Problem description: I'd like the listing below copied exactly, with the images left out.

Material provided: Begin

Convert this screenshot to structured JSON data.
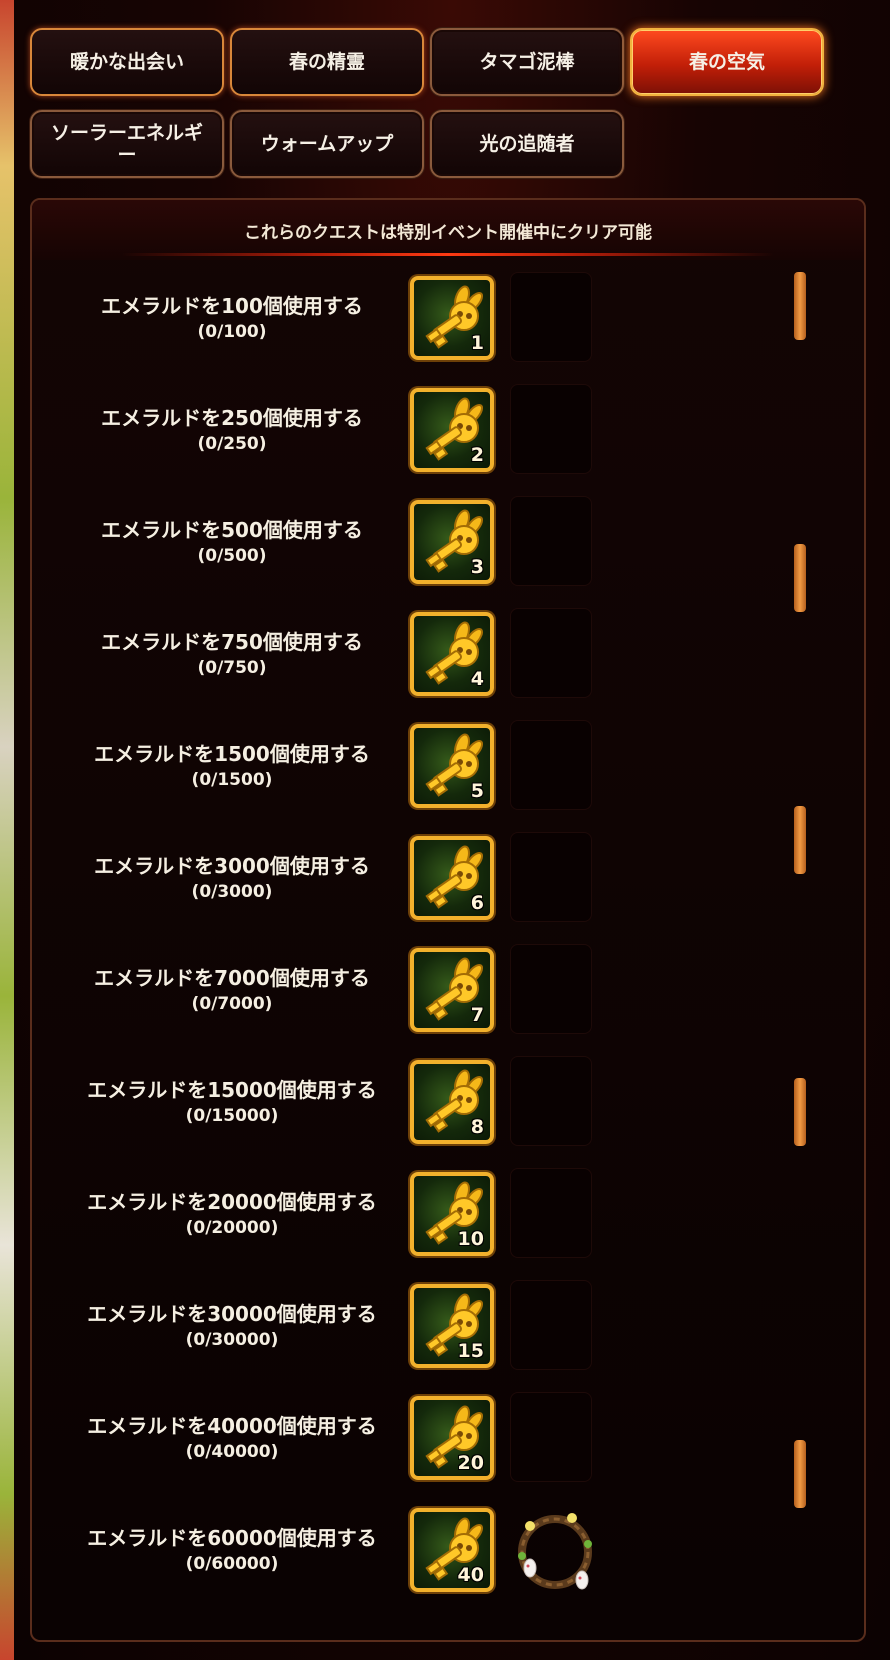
{
  "tabs": [
    {
      "label": "暖かな出会い",
      "state": "highlighted"
    },
    {
      "label": "春の精霊",
      "state": "highlighted"
    },
    {
      "label": "タマゴ泥棒",
      "state": "normal"
    },
    {
      "label": "春の空気",
      "state": "active"
    },
    {
      "label": "ソーラーエネルギー",
      "state": "normal"
    },
    {
      "label": "ウォームアップ",
      "state": "normal"
    },
    {
      "label": "光の追随者",
      "state": "normal"
    }
  ],
  "panel": {
    "header": "これらのクエストは特別イベント開催中にクリア可能"
  },
  "quests": [
    {
      "title": "エメラルドを100個使用する",
      "progress": "(0/100)",
      "reward_icon": "golden-bunny-key-icon",
      "reward_count": "1"
    },
    {
      "title": "エメラルドを250個使用する",
      "progress": "(0/250)",
      "reward_icon": "golden-bunny-key-icon",
      "reward_count": "2"
    },
    {
      "title": "エメラルドを500個使用する",
      "progress": "(0/500)",
      "reward_icon": "golden-bunny-key-icon",
      "reward_count": "3"
    },
    {
      "title": "エメラルドを750個使用する",
      "progress": "(0/750)",
      "reward_icon": "golden-bunny-key-icon",
      "reward_count": "4"
    },
    {
      "title": "エメラルドを1500個使用する",
      "progress": "(0/1500)",
      "reward_icon": "golden-bunny-key-icon",
      "reward_count": "5"
    },
    {
      "title": "エメラルドを3000個使用する",
      "progress": "(0/3000)",
      "reward_icon": "golden-bunny-key-icon",
      "reward_count": "6"
    },
    {
      "title": "エメラルドを7000個使用する",
      "progress": "(0/7000)",
      "reward_icon": "golden-bunny-key-icon",
      "reward_count": "7"
    },
    {
      "title": "エメラルドを15000個使用する",
      "progress": "(0/15000)",
      "reward_icon": "golden-bunny-key-icon",
      "reward_count": "8"
    },
    {
      "title": "エメラルドを20000個使用する",
      "progress": "(0/20000)",
      "reward_icon": "golden-bunny-key-icon",
      "reward_count": "10"
    },
    {
      "title": "エメラルドを30000個使用する",
      "progress": "(0/30000)",
      "reward_icon": "golden-bunny-key-icon",
      "reward_count": "15"
    },
    {
      "title": "エメラルドを40000個使用する",
      "progress": "(0/40000)",
      "reward_icon": "golden-bunny-key-icon",
      "reward_count": "20"
    },
    {
      "title": "エメラルドを60000個使用する",
      "progress": "(0/60000)",
      "reward_icon": "golden-bunny-key-icon",
      "reward_count": "40",
      "extra_reward_icon": "easter-wreath-icon"
    }
  ],
  "colors": {
    "accent": "#f2b12c",
    "active_tab": "#e0300d",
    "panel_bg": "#0a0202"
  }
}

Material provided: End

Expected answer:
Convert this screenshot to structured JSON data.
{
  "tabs": [
    {
      "label": "暖かな出会い",
      "state": "highlighted"
    },
    {
      "label": "春の精霊",
      "state": "highlighted"
    },
    {
      "label": "タマゴ泥棒",
      "state": "normal"
    },
    {
      "label": "春の空気",
      "state": "active"
    },
    {
      "label": "ソーラーエネルギー",
      "state": "normal"
    },
    {
      "label": "ウォームアップ",
      "state": "normal"
    },
    {
      "label": "光の追随者",
      "state": "normal"
    }
  ],
  "panel": {
    "header": "これらのクエストは特別イベント開催中にクリア可能"
  },
  "quests": [
    {
      "title": "エメラルドを100個使用する",
      "progress": "(0/100)",
      "reward_icon": "golden-bunny-key-icon",
      "reward_count": "1"
    },
    {
      "title": "エメラルドを250個使用する",
      "progress": "(0/250)",
      "reward_icon": "golden-bunny-key-icon",
      "reward_count": "2"
    },
    {
      "title": "エメラルドを500個使用する",
      "progress": "(0/500)",
      "reward_icon": "golden-bunny-key-icon",
      "reward_count": "3"
    },
    {
      "title": "エメラルドを750個使用する",
      "progress": "(0/750)",
      "reward_icon": "golden-bunny-key-icon",
      "reward_count": "4"
    },
    {
      "title": "エメラルドを1500個使用する",
      "progress": "(0/1500)",
      "reward_icon": "golden-bunny-key-icon",
      "reward_count": "5"
    },
    {
      "title": "エメラルドを3000個使用する",
      "progress": "(0/3000)",
      "reward_icon": "golden-bunny-key-icon",
      "reward_count": "6"
    },
    {
      "title": "エメラルドを7000個使用する",
      "progress": "(0/7000)",
      "reward_icon": "golden-bunny-key-icon",
      "reward_count": "7"
    },
    {
      "title": "エメラルドを15000個使用する",
      "progress": "(0/15000)",
      "reward_icon": "golden-bunny-key-icon",
      "reward_count": "8"
    },
    {
      "title": "エメラルドを20000個使用する",
      "progress": "(0/20000)",
      "reward_icon": "golden-bunny-key-icon",
      "reward_count": "10"
    },
    {
      "title": "エメラルドを30000個使用する",
      "progress": "(0/30000)",
      "reward_icon": "golden-bunny-key-icon",
      "reward_count": "15"
    },
    {
      "title": "エメラルドを40000個使用する",
      "progress": "(0/40000)",
      "reward_icon": "golden-bunny-key-icon",
      "reward_count": "20"
    },
    {
      "title": "エメラルドを60000個使用する",
      "progress": "(0/60000)",
      "reward_icon": "golden-bunny-key-icon",
      "reward_count": "40",
      "extra_reward_icon": "easter-wreath-icon"
    }
  ],
  "colors": {
    "accent": "#f2b12c",
    "active_tab": "#e0300d",
    "panel_bg": "#0a0202"
  }
}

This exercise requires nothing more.